Section: New Results

Fault Tolerance in Distributed Networks

Wait-Freedom with Advice

Participants : Carole Delporte-Gallet, Hugues Fauconnier, Eli Gafni, Petr Kuznetsov.

In [14] , we motivate and propose a new way of thinking about failure detectors which allows us to define, quite surprisingly, what it means to solve a distributed task wait-free using a failure detector. In our model, the system is composed of computation processes that obtain inputs and are supposed to output in a finite number of steps and synchronization processes that are subject to failures and can query a failure detector. We assume that, under the condition that correct synchronization processes take sufficiently many steps, they provide the computation processes with enough advice to solve the given task wait-free: every computation process outputs in a finite number of its own steps, regardless of the behavior of other computation processes. Every task can thus be characterized by the weakest failure detector that allows for solving it, and we show that every such failure detector captures a form of set agreement. We then obtain a complete classification of tasks, including ones that evaded comprehensible characterization so far, such as renaming or weak symmetry breaking.

Partial synchrony based on set timeliness

Participants : Markos Aguilera, Carole Delporte-Gallet, Hugues Fauconnier, Sam Toueg.

We introduce in [1] , a new model of partial synchrony for read-write shared memory systems. This model is based on the simple notion of set timeliness—a natural generalization of the seminal concept of timeliness in the partially synchrony model of Dwork et al. (J. ACM 35(2):288–323, 1988). Despite its simplicity, the concept of set timeliness is powerful enough to define a family of partially synchronous systems that closely match individual instances of the t-resilient k-set agreement problem among n processes, henceforth denoted (t,k,n)-agreement. In particular, we use it to give a partially synchronous system that is synchronous enough for solving (t,k,n)- agreement, but not enough for solving two incrementally stronger problems, namely, (t+1,k,n)-agreement, which has a slightly stronger resiliency requirement, and (t,k1,n)-agreement, which has a slightly stronger agreement requirement. This is the first partially synchronous system that separates these sub-consensus problems. The above results show that set timeliness can be used to study and compare the partial synchrony requirements of problems that are strictly weaker than consensus.

Byzantine Agreement with Homonyms in Synchronous Systems

Participants : Carole Delporte-Gallet, Hugues Fauconnier, Hung Tran-The.

In [15] , [6] , we consider the Byzantine agreement problem (BA) in synchronous systems with homonyms. In this model different processes may have the same authenticated identifier. In such a system of n processes sharing a set of l identifiers, we define a distribution of the identifiers as an integer partition of n into l parts n 1 ,...,n l giving for each identifier i the number of processes having this identifier.

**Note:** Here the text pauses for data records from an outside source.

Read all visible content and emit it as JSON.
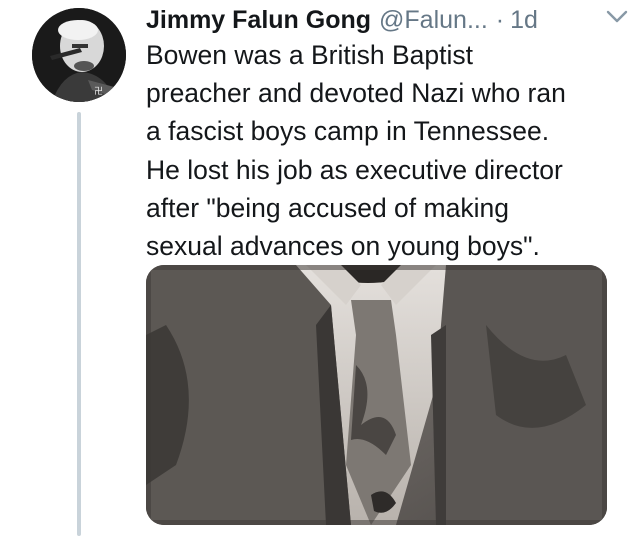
{
  "tweet": {
    "display_name": "Jimmy Falun Gong",
    "handle": "@Falun...",
    "separator": "·",
    "timestamp": "1d",
    "text": "Bowen was a British Baptist\npreacher and devoted Nazi who ran\na fascist boys camp in Tennessee.\nHe lost his job as executive director\nafter \"being accused of making\nsexual advances on young boys\".",
    "avatar_icon": "profile-photo",
    "menu_icon": "chevron-down-icon",
    "media_description_icon": "photo"
  },
  "colors": {
    "text_primary": "#14171a",
    "text_secondary": "#657786",
    "thread_line": "#c9d3da"
  }
}
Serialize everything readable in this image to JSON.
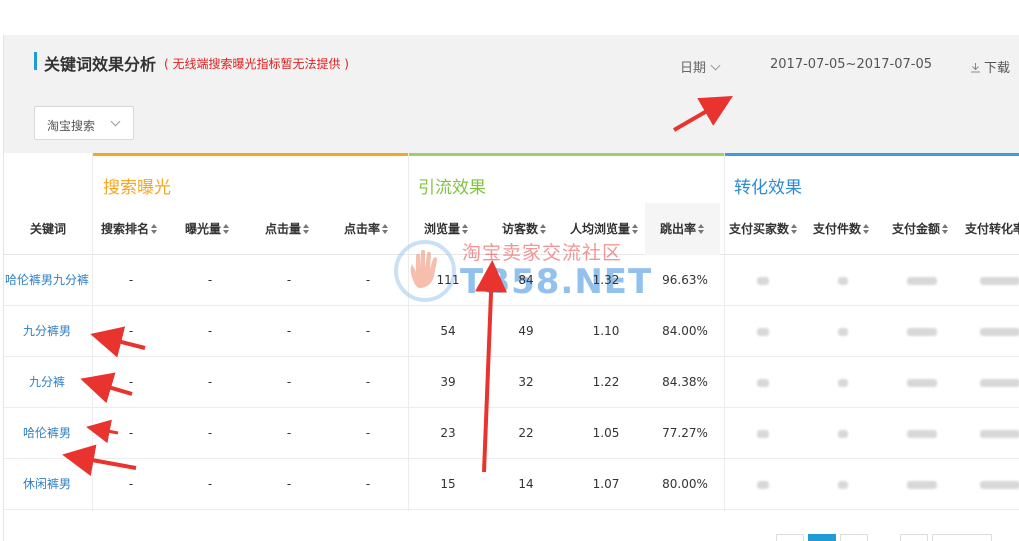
{
  "header": {
    "title": "关键词效果分析",
    "note": "( 无线端搜索曝光指标暂无法提供 )",
    "date_label": "日期",
    "date_range": "2017-07-05~2017-07-05",
    "download_label": "下载"
  },
  "filter": {
    "source_value": "淘宝搜索"
  },
  "groups": {
    "search": "搜索曝光",
    "traffic": "引流效果",
    "convert": "转化效果"
  },
  "columns": {
    "keyword": "关键词",
    "rank": "搜索排名",
    "impressions": "曝光量",
    "clicks": "点击量",
    "ctr": "点击率",
    "pageviews": "浏览量",
    "visitors": "访客数",
    "pv_per_visitor": "人均浏览量",
    "bounce": "跳出率",
    "buyers": "支付买家数",
    "items": "支付件数",
    "amount": "支付金额",
    "conversion": "支付转化率"
  },
  "rows": [
    {
      "keyword": "哈伦裤男九分裤",
      "rank": "-",
      "impressions": "-",
      "clicks": "-",
      "ctr": "-",
      "pageviews": "111",
      "visitors": "84",
      "pv_per_visitor": "1.32",
      "bounce": "96.63%"
    },
    {
      "keyword": "九分裤男",
      "rank": "-",
      "impressions": "-",
      "clicks": "-",
      "ctr": "-",
      "pageviews": "54",
      "visitors": "49",
      "pv_per_visitor": "1.10",
      "bounce": "84.00%"
    },
    {
      "keyword": "九分裤",
      "rank": "-",
      "impressions": "-",
      "clicks": "-",
      "ctr": "-",
      "pageviews": "39",
      "visitors": "32",
      "pv_per_visitor": "1.22",
      "bounce": "84.38%"
    },
    {
      "keyword": "哈伦裤男",
      "rank": "-",
      "impressions": "-",
      "clicks": "-",
      "ctr": "-",
      "pageviews": "23",
      "visitors": "22",
      "pv_per_visitor": "1.05",
      "bounce": "77.27%"
    },
    {
      "keyword": "休闲裤男",
      "rank": "-",
      "impressions": "-",
      "clicks": "-",
      "ctr": "-",
      "pageviews": "15",
      "visitors": "14",
      "pv_per_visitor": "1.07",
      "bounce": "80.00%"
    }
  ],
  "watermark": {
    "line1": "淘宝卖家交流社区",
    "line2": "TB58.NET"
  },
  "colors": {
    "accent": "#1f9bd6",
    "search_group": "#f5a623",
    "traffic_group": "#82c341",
    "convert_group": "#2d8cd4",
    "annotation_arrow": "#e8332e"
  }
}
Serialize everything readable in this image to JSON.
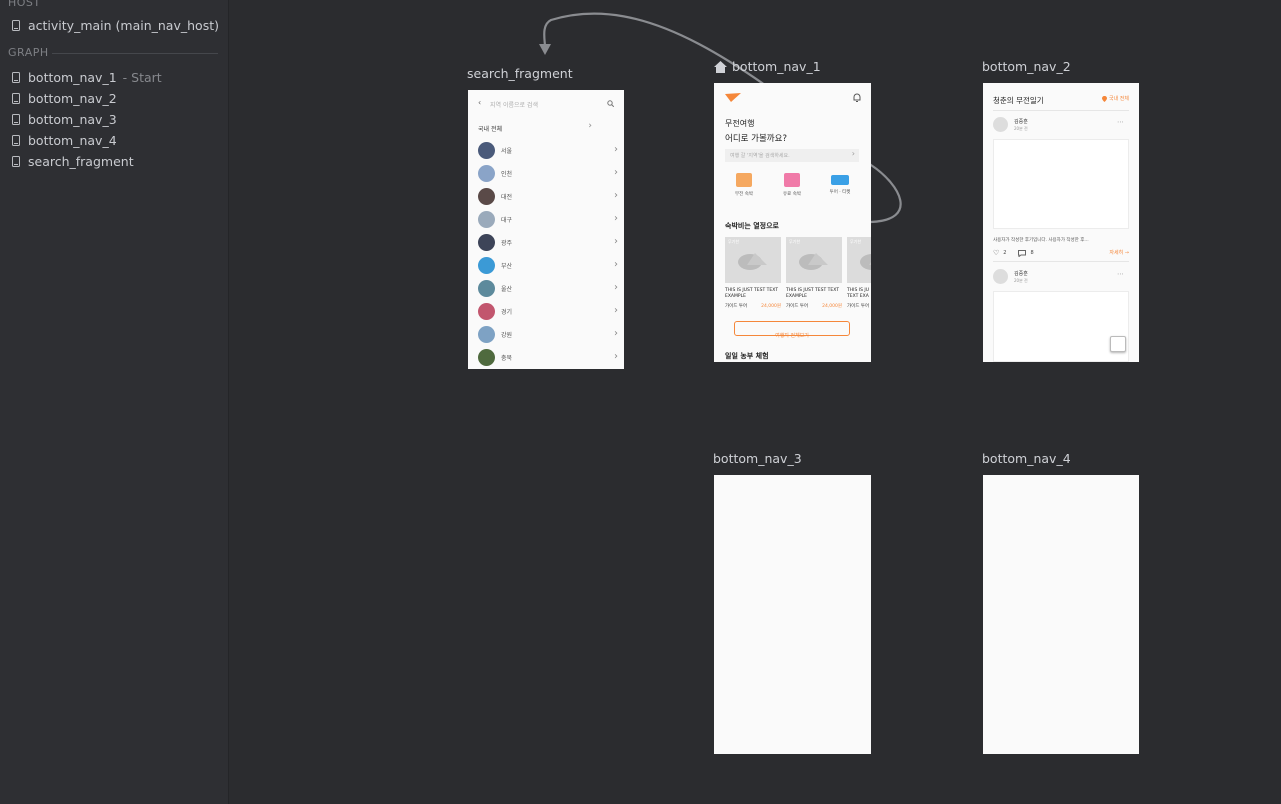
{
  "sidebar": {
    "host_label": "HOST",
    "host_item": "activity_main (main_nav_host)",
    "graph_label": "GRAPH",
    "items": [
      {
        "label": "bottom_nav_1",
        "suffix": "- Start"
      },
      {
        "label": "bottom_nav_2",
        "suffix": ""
      },
      {
        "label": "bottom_nav_3",
        "suffix": ""
      },
      {
        "label": "bottom_nav_4",
        "suffix": ""
      },
      {
        "label": "search_fragment",
        "suffix": ""
      }
    ]
  },
  "destinations": {
    "search_fragment": {
      "label": "search_fragment",
      "search_placeholder": "지역 이름으로 검색",
      "all_label": "국내 전체",
      "regions": [
        "서울",
        "인천",
        "대전",
        "대구",
        "광주",
        "부산",
        "울산",
        "경기",
        "강원",
        "충북"
      ]
    },
    "bottom_nav_1": {
      "label": "bottom_nav_1",
      "title_line1": "무전여행",
      "title_line2": "어디로 가볼까요?",
      "search_placeholder": "여행 갈 '지역'을 검색하세요.",
      "categories": [
        "무전 숙박",
        "유료 숙박",
        "투어 · 티켓"
      ],
      "section_title": "숙박비는 열정으로",
      "cards": [
        {
          "tag": "무기한",
          "title": "THIS IS JUST TEST TEXT EXAMPLE",
          "type": "가이드 투어",
          "price": "24,000원"
        },
        {
          "tag": "무기한",
          "title": "THIS IS JUST TEST TEXT EXAMPLE",
          "type": "가이드 투어",
          "price": "24,000원"
        },
        {
          "tag": "무기한",
          "title": "THIS IS JU TEXT EXA",
          "type": "가이드 투어",
          "price": ""
        }
      ],
      "view_all": "여행지 전체보기",
      "section2_title": "일일 농부 체험"
    },
    "bottom_nav_2": {
      "label": "bottom_nav_2",
      "title": "청춘의 무전일기",
      "region": "국내 전체",
      "post1_user": "김중훈",
      "post1_time": "20분 전",
      "post1_text": "사용자가 작성한 후기입니다. 사용자가 작성한 후...",
      "likes": "2",
      "comments": "8",
      "more": "자세히",
      "post2_user": "김중훈",
      "post2_time": "20분 전"
    },
    "bottom_nav_3": {
      "label": "bottom_nav_3"
    },
    "bottom_nav_4": {
      "label": "bottom_nav_4"
    }
  },
  "colors": {
    "accent": "#f5873a",
    "canvas": "#2b2c2f",
    "sidebar": "#2e2f33"
  }
}
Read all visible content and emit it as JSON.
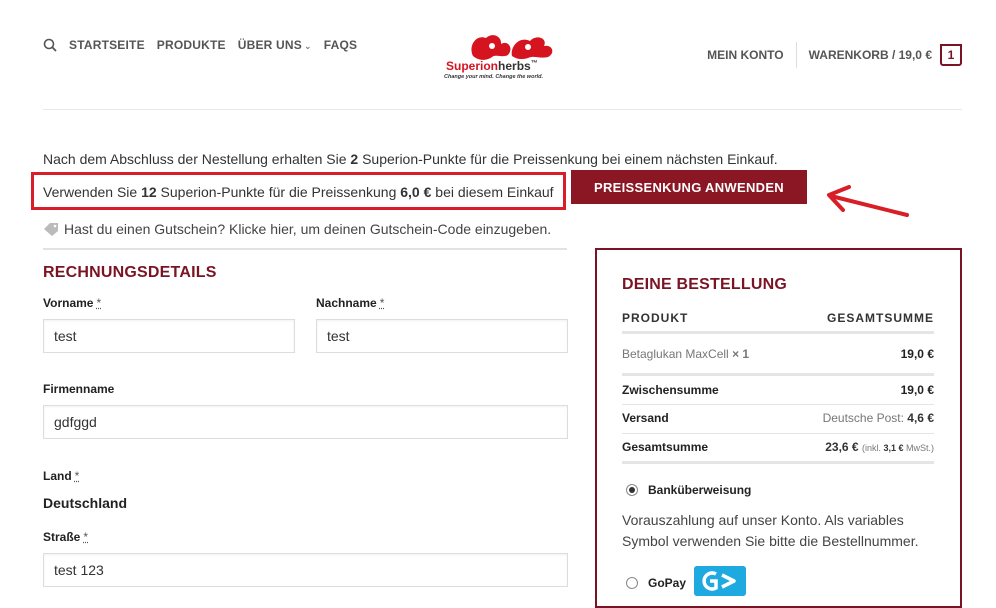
{
  "header": {
    "nav": [
      "STARTSEITE",
      "PRODUKTE",
      "ÜBER UNS",
      "FAQS"
    ],
    "logo": {
      "brand_red": "Superion",
      "brand_dark": "herbs",
      "tm": "™",
      "tagline": "Change your mind. Change the world."
    },
    "account": "MEIN KONTO",
    "cart": "WARENKORB / 19,0 €",
    "cart_count": "1"
  },
  "notices": {
    "points_info": {
      "pre": "Nach dem Abschluss der Nestellung erhalten Sie ",
      "points": "2",
      "post": " Superion-Punkte für die Preissenkung bei einem nächsten Einkauf."
    },
    "points_use": {
      "pre": "Verwenden Sie ",
      "points": "12",
      "mid": " Superion-Punkte für die Preissenkung ",
      "amount": "6,0 €",
      "post": " bei diesem Einkauf"
    },
    "apply_button": "PREISSENKUNG ANWENDEN",
    "coupon": "Hast du einen Gutschein? Klicke hier, um deinen Gutschein-Code einzugeben."
  },
  "billing": {
    "title": "RECHNUNGSDETAILS",
    "first_name": {
      "label": "Vorname",
      "required": "*",
      "value": "test"
    },
    "last_name": {
      "label": "Nachname",
      "required": "*",
      "value": "test"
    },
    "company": {
      "label": "Firmenname",
      "value": "gdfggd"
    },
    "country": {
      "label": "Land",
      "required": "*",
      "value": "Deutschland"
    },
    "street": {
      "label": "Straße",
      "required": "*",
      "value": "test 123"
    }
  },
  "order": {
    "title": "DEINE BESTELLUNG",
    "col_product": "PRODUKT",
    "col_total": "GESAMTSUMME",
    "item": {
      "name": "Betaglukan MaxCell",
      "qty": "× 1",
      "price": "19,0 €"
    },
    "subtotal": {
      "label": "Zwischensumme",
      "value": "19,0 €"
    },
    "shipping": {
      "label": "Versand",
      "method": "Deutsche Post:",
      "value": "4,6 €"
    },
    "total": {
      "label": "Gesamtsumme",
      "value": "23,6 €",
      "tax_pre": "(inkl. ",
      "tax": "3,1 €",
      "tax_post": " MwSt.)"
    },
    "payment": {
      "bank": "Banküberweisung",
      "bank_desc": "Vorauszahlung auf unser Konto. Als variables Symbol verwenden Sie bitte die Bestellnummer.",
      "gopay": "GoPay"
    }
  },
  "colors": {
    "brand": "#7a1424",
    "button": "#8b1624",
    "highlight": "#d81e26"
  }
}
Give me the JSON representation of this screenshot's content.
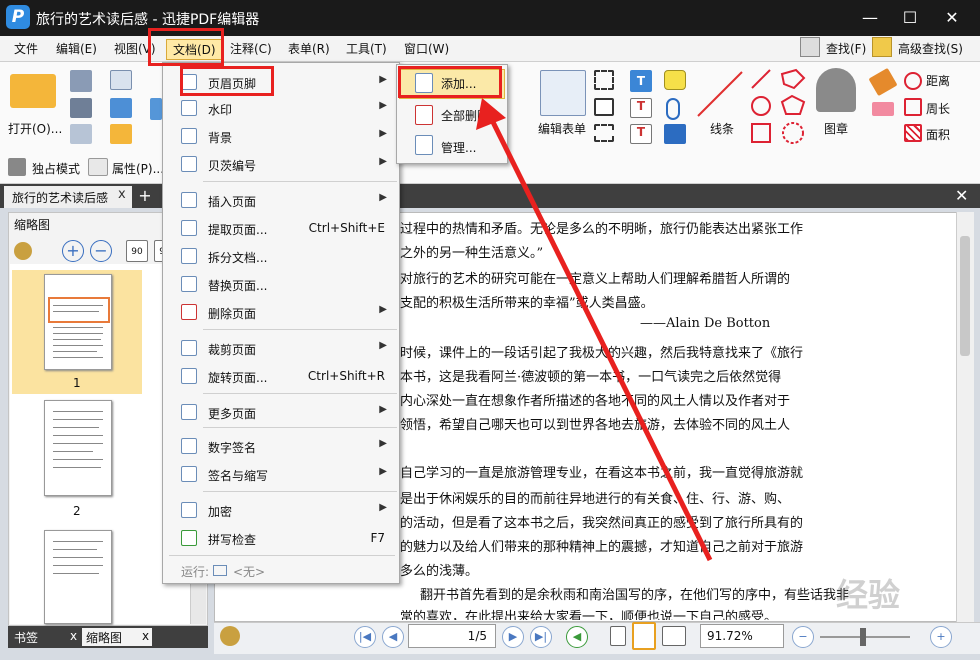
{
  "app": {
    "title": "旅行的艺术读后感 - 迅捷PDF编辑器",
    "logo": "P"
  },
  "window_buttons": {
    "minimize": "—",
    "maximize": "☐",
    "close": "✕"
  },
  "menus": [
    "文件",
    "编辑(E)",
    "视图(V)",
    "文档(D)",
    "注释(C)",
    "表单(R)",
    "工具(T)",
    "窗口(W)"
  ],
  "ribbon": {
    "open_label": "打开(O)...",
    "exclusive_mode": "独占模式",
    "properties": "属性(P)...",
    "edit_form": "编辑表单",
    "lines": "线条",
    "stamp": "图章",
    "distance": "距离",
    "perimeter": "周长",
    "area": "面积",
    "find": "查找(F)",
    "advanced_find": "高级查找(S)"
  },
  "doc_tab": {
    "label": "旅行的艺术读后感",
    "close": "x",
    "add": "+"
  },
  "left_panel": {
    "title": "缩略图",
    "page_labels": [
      "1",
      "2"
    ],
    "tab_bookmarks": "书签",
    "tab_thumbs": "缩略图",
    "close": "x"
  },
  "document_menu": {
    "items": [
      {
        "label": "页眉页脚",
        "shortcut": "",
        "arrow": true
      },
      {
        "label": "水印",
        "shortcut": "",
        "arrow": true
      },
      {
        "label": "背景",
        "shortcut": "",
        "arrow": true
      },
      {
        "label": "贝茨编号",
        "shortcut": "",
        "arrow": true
      },
      {
        "label": "插入页面",
        "shortcut": "",
        "arrow": true
      },
      {
        "label": "提取页面...",
        "shortcut": "Ctrl+Shift+E",
        "arrow": false
      },
      {
        "label": "拆分文档...",
        "shortcut": "",
        "arrow": false
      },
      {
        "label": "替换页面...",
        "shortcut": "",
        "arrow": false
      },
      {
        "label": "删除页面",
        "shortcut": "",
        "arrow": true
      },
      {
        "label": "裁剪页面",
        "shortcut": "",
        "arrow": true
      },
      {
        "label": "旋转页面...",
        "shortcut": "Ctrl+Shift+R",
        "arrow": false
      },
      {
        "label": "更多页面",
        "shortcut": "",
        "arrow": true
      },
      {
        "label": "数字签名",
        "shortcut": "",
        "arrow": true
      },
      {
        "label": "签名与缩写",
        "shortcut": "",
        "arrow": true
      },
      {
        "label": "加密",
        "shortcut": "",
        "arrow": true
      },
      {
        "label": "拼写检查",
        "shortcut": "F7",
        "arrow": false
      }
    ],
    "run_label": "运行:",
    "run_value": "<无>"
  },
  "header_footer_submenu": [
    "添加...",
    "全部删除...",
    "管理..."
  ],
  "document_text": [
    "过程中的热情和矛盾。无论是多么的不明晰，旅行仍能表达出紧张工作",
    "之外的另一种生活意义。”",
    "对旅行的艺术的研究可能在一定意义上帮助人们理解希腊哲人所谓的",
    "支配的积极生活所带来的幸福”或人类昌盛。",
    "——Alain De Botton",
    "时候，课件上的一段话引起了我极大的兴趣，然后我特意找来了《旅行",
    "本书，这是我看阿兰·德波顿的第一本书，一口气读完之后依然觉得",
    "内心深处一直在想象作者所描述的各地不同的风土人情以及作者对于",
    "领悟，希望自己哪天也可以到世界各地去旅游，去体验不同的风土人",
    "自己学习的一直是旅游管理专业，在看这本书之前，我一直觉得旅游就",
    "是出于休闲娱乐的目的而前往异地进行的有关食、住、行、游、购、",
    "的活动，但是看了这本书之后，我突然间真正的感受到了旅行所具有的",
    "的魅力以及给人们带来的那种精神上的震撼，才知道自己之前对于旅游",
    "多么的浅薄。",
    "翻开书首先看到的是余秋雨和南治国写的序，在他们写的序中，有些话我非",
    "常的喜欢，在此提出来给大家看一下，顺便也说一下自己的感受。"
  ],
  "status": {
    "page": "1",
    "total": "5",
    "zoom": "91.72%"
  },
  "watermark": "经验"
}
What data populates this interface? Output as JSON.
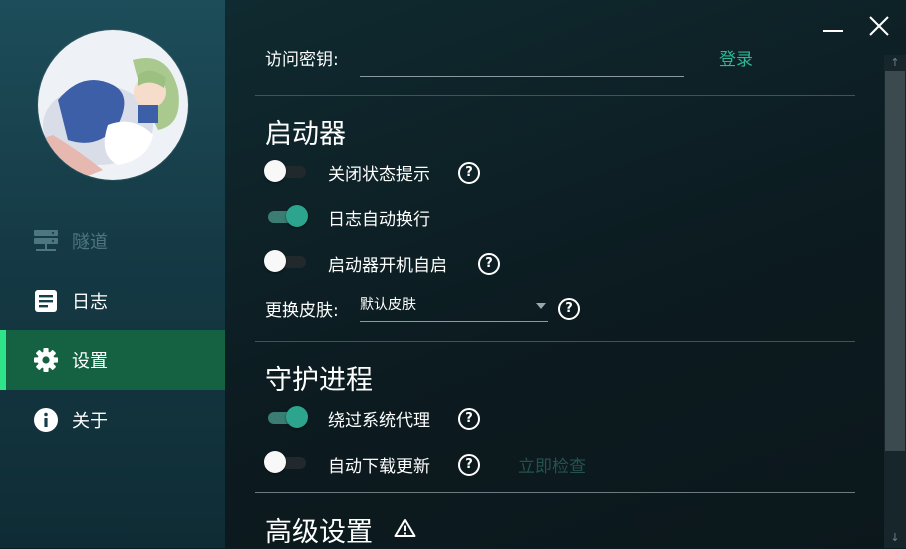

Assuming that the processes know the distribution of identifiers we give a necessary and sufficient condition on the integer partition of n to solve the Byzantine agreement with at most t Byzantine processes. Moreover we prove that there exists a distribution of l identifiers enabling to solve Byzantine agreement with at most t Byzantine processes if and only if n>3t, l>t and where r=nmodl.

This bound is to be compared with the l>3t bound proved in Delporte-Gallet et al. (2011) when the processes do not know the distribution of identifiers.

Homonyms with forgeable identifiers

Participants : Carole Delporte-Gallet, Hugues Fauconnier, Hung Tran-The.

In [16] , we refine the Byzantine Agreement problem (BA) in synchronous systems with homonyms, in the particular case where some identifiers may be forgeable. More precisely, the n processes share a set of l (1ln) identifiers. Assuming that at most t processes may be Byzantine and at most k (tkl) of these identifiers are forgeable in the sense that any Byzantine process can falsely use them, we prove that Byzantine Agreement problem is solvable if and only if l>2t+k. Moreover we extend this result to systems with authentication by signatures in which at most k signatures are forgeable and we prove that Byzantine Agreement problem is solvable if and only if l>t+k.